Eight cellists on a stage wouldn’t be much of a fitting novelty act for the big top but it would certainly twinge the eyebrows of concertgoers in the same familial way a rampaging elephant would. Rather than arriving onstage on tiny bicycles or tumbling from the rafters on a flying trapeze, the eight cellists from Cellisima chose a less strenuous entrance and walked out politely to popcorn applause at Ryerson United Church as part of the church’s annual music festival.
The opening piece was an arrangement of the Vivaldi Concerto for 2 Violoncelli (RV 531) and was probably programmed with the mindful dual purpose of getting the audience settled as well as giving the ensemble a chance to acclimatize to one another before tackling thicker repertoire. A cello octet is esoteric enough of an ensemble choice to likely lack the collegial familiarity of a string quartet coming home to their Schubert steak and Beethoven potatoes.

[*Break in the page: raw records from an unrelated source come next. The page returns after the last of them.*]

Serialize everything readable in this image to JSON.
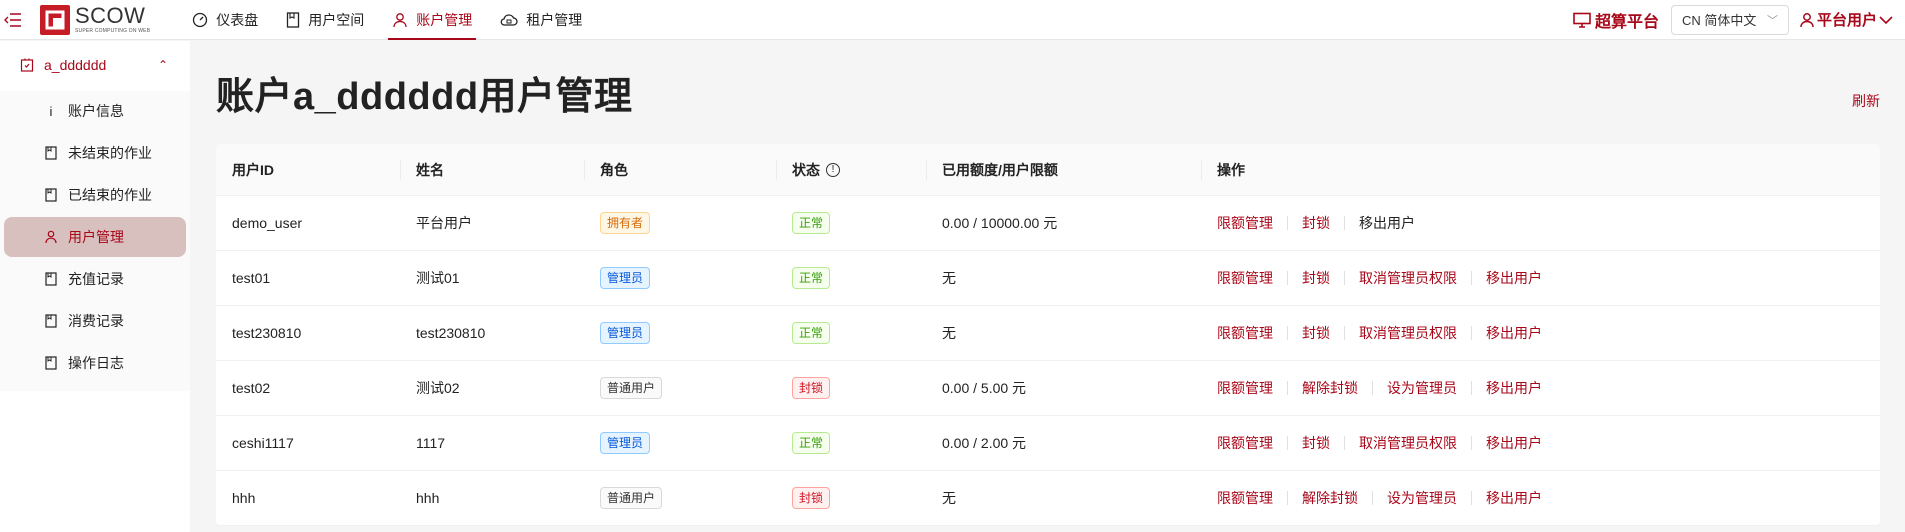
{
  "header": {
    "logo_mark": "▣",
    "logo_text": "SCOW",
    "logo_sub": "SUPER COMPUTING ON WEB",
    "nav": [
      {
        "label": "仪表盘",
        "icon": "dashboard-icon"
      },
      {
        "label": "用户空间",
        "icon": "document-icon"
      },
      {
        "label": "账户管理",
        "icon": "user-icon",
        "active": true
      },
      {
        "label": "租户管理",
        "icon": "cloud-icon"
      }
    ],
    "platform_title": "超算平台",
    "language": "CN 简体中文",
    "user_menu": "平台用户"
  },
  "sidebar": {
    "account": "a_dddddd",
    "items": [
      {
        "label": "账户信息",
        "icon": "info-icon"
      },
      {
        "label": "未结束的作业",
        "icon": "document-icon"
      },
      {
        "label": "已结束的作业",
        "icon": "document-icon"
      },
      {
        "label": "用户管理",
        "icon": "user-icon",
        "active": true
      },
      {
        "label": "充值记录",
        "icon": "document-icon"
      },
      {
        "label": "消费记录",
        "icon": "document-icon"
      },
      {
        "label": "操作日志",
        "icon": "document-icon"
      }
    ]
  },
  "main": {
    "title": "账户a_dddddd用户管理",
    "refresh": "刷新",
    "columns": [
      "用户ID",
      "姓名",
      "角色",
      "状态",
      "已用额度/用户限额",
      "操作"
    ],
    "rows": [
      {
        "id": "demo_user",
        "name": "平台用户",
        "role": "拥有者",
        "role_style": "orange",
        "status": "正常",
        "status_style": "green",
        "quota": "0.00 / 10000.00 元",
        "actions": [
          "限额管理",
          "封锁",
          "移出用户"
        ]
      },
      {
        "id": "test01",
        "name": "测试01",
        "role": "管理员",
        "role_style": "blue",
        "status": "正常",
        "status_style": "green",
        "quota": "无",
        "actions": [
          "限额管理",
          "封锁",
          "取消管理员权限",
          "移出用户"
        ]
      },
      {
        "id": "test230810",
        "name": "test230810",
        "role": "管理员",
        "role_style": "blue",
        "status": "正常",
        "status_style": "green",
        "quota": "无",
        "actions": [
          "限额管理",
          "封锁",
          "取消管理员权限",
          "移出用户"
        ]
      },
      {
        "id": "test02",
        "name": "测试02",
        "role": "普通用户",
        "role_style": "default",
        "status": "封锁",
        "status_style": "red",
        "quota": "0.00 / 5.00 元",
        "actions": [
          "限额管理",
          "解除封锁",
          "设为管理员",
          "移出用户"
        ]
      },
      {
        "id": "ceshi1117",
        "name": "1117",
        "role": "管理员",
        "role_style": "blue",
        "status": "正常",
        "status_style": "green",
        "quota": "0.00 / 2.00 元",
        "actions": [
          "限额管理",
          "封锁",
          "取消管理员权限",
          "移出用户"
        ]
      },
      {
        "id": "hhh",
        "name": "hhh",
        "role": "普通用户",
        "role_style": "default",
        "status": "封锁",
        "status_style": "red",
        "quota": "无",
        "actions": [
          "限额管理",
          "解除封锁",
          "设为管理员",
          "移出用户"
        ]
      }
    ]
  },
  "colors": {
    "accent": "#a8071a",
    "active_bg": "#d8c0bf"
  }
}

The thicker repertoire was poured on for the second piece of the night in an arrangement of the Prelude and Liebestod from Wagner’s Tristan und Isolde featuring soprano Deborah Blakesley. Wagner himself arranged these bookends from the opera into a concert piece and this night’s performance was an arrangement of that arrangement penned by ensemble-member Paul Westwick. Buckling slightly at being approached by a cello octet, the piece nevertheless held it’s own. The only issue may have been a case of too many tigers in the cage needing to be tamed. That is to say, when reducing an orchestral score to a smaller ensemble, one throws out all the doubled notes until one is left with a skeletal framework from which to work from. At that point, every time you eliminate something you run risk of compromising the harmony, structure, and cohesion of the piece. Many composers, prominently Vivaldi by happenstance, happen to write in such a style that their music can be reduced to a thin bouquet of three voices that will work for most any ensemble. However, there are passages of Wagner’s music that would resist vehemently the inclination to be reduced to anything less than six or eight. Arrangements tend to be an exercise in compromise. How much can be taken away before you start taking away what makes it Wagner?
After a brief excursion through a Rossini overture (Guillaume Tell), we arrived at the meat of the program. Villa-Lobos penned his nine Bachianas Brasileiras as an hommage to the seemingly disparate traditions of Baroque counterpoint and Brazilian popular music. Each is as varied musically as the forces they were written for. One might be arranged for flute and bassoon while another would be for orchestra. Some brandish a clamor akin to hedonistic party culture while others kitten-coo demurely from a lazily placed throw pillow. This closing piece, the first of the set of nine, also happened to be the only of the night that was originally composed for cello octet. It was clearly the most challenging piece for the ensemble but its unique sound world parsed it from the pack. Harmonies that ring in the pipes of jazz and taste more like pop than mortarboard find their way into the composer’s language and make a lovely contrasting taste to the Wagner on the program. Villa-Lobos’s love of counterpoint is also made immensely apparent in the final fugue. Much of his contrapuntal artifice is on display here. The theme is excitedly whisked around the ensemble like a proud father showing off his son at a family picnic.
Much could be accomplished if such an ensemble were to get together more than once in a while. The ensemble, given a longer run of concerts, would surely do justice to much of the literature, both old and new.